"For the past 25 years, I've worked as a documentary cinematographer. I originally shot the following footage for other films, but here I ask you to see it as my memoir. These are the images that have marked me and leave me wondering still." - This is how Cameraperson opens.

Kirsten Johnson has been there; she's herded sheep with a rancher in Bosnia, profiled an open division boxer in Brooklyn and followed the day of a Nigerian midwife. These are only a few of the situations that the veteran camerawoman has experienced. They range from the emotional to the glorious; from high to low as we see intimate glimpses into the meticulous world of the perfect shot.

Cameraperson is not an easy watch but not for reasons that you may find yourself believing prior to sitting down with us at Central Docs Club. It's true that Kirsten takes us to areas of the world where atrocities have occurred. We see the overgrown Camp X-Ray where prisoners were abused and illegally interrogated; Motel Miljenvina where Serbian soldiers planned and orchestrated mass rapes during the Bosnia war. Each scene is subtle; it evokes emotions depending on how you read it. It's a film that leaves it all up to you, and it's this that can make Cameraperson a hard watch. Matt Zoller Seitz describes this perfectly in the opening paragraph of his review:

"The movie never comes to you; you always have to go to it."

Matt's right. The film is tough; there are times where you're left wondering if the film is going to 'take off'. If you're expecting a narrative that drives you forward to a conclusion of the directors own creation, then drop that mindset as Cameraperson is not the film you are looking for. Cameraperson is the film equivalent of spending a day at the Tate Modern and taking your own conclusions from the art on display. Every perception will be different and personal. As the opening comment states, each image left a mark on Kristen Johnson and each will leave a mark on you.

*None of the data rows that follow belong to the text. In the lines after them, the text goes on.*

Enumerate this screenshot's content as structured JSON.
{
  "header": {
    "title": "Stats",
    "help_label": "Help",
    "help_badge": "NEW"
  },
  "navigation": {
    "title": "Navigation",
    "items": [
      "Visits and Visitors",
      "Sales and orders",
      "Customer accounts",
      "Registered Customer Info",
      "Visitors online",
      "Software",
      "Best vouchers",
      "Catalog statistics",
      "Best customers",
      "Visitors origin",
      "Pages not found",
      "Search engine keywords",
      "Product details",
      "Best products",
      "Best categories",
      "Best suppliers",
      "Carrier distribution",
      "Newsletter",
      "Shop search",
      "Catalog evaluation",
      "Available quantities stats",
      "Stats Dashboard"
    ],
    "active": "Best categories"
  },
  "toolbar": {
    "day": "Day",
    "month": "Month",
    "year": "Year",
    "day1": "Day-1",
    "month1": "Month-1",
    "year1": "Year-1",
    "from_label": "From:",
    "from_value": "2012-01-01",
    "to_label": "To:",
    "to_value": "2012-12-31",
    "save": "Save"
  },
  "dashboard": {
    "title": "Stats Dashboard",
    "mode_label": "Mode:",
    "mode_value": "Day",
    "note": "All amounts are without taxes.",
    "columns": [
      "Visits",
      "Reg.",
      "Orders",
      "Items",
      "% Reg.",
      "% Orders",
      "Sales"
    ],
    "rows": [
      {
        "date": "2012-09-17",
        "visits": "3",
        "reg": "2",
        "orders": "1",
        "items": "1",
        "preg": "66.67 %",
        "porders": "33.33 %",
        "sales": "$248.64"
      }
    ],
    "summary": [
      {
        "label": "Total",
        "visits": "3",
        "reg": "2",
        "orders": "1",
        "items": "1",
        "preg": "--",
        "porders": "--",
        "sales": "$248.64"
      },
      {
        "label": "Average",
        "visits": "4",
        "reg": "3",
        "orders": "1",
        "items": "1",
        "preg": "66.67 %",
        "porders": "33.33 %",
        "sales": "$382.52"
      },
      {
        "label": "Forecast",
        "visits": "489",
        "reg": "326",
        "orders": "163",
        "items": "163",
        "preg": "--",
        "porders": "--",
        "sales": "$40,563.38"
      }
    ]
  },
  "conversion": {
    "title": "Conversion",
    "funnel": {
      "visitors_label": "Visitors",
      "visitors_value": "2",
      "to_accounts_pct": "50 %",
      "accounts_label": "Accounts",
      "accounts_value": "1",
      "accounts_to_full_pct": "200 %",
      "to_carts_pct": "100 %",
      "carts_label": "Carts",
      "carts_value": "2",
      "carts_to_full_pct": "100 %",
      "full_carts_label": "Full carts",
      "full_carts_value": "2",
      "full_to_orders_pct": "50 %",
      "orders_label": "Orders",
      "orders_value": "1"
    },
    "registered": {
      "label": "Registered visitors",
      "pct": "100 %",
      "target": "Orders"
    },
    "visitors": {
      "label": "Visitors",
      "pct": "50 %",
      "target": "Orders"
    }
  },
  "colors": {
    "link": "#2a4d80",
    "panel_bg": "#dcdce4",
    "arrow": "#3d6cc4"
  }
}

On the 30th January, join us at Central Docs Club and create your own interpretation of Kirsten Johnson's memoirs. We'll be looking forward to hearing them during the Q&A after the screening.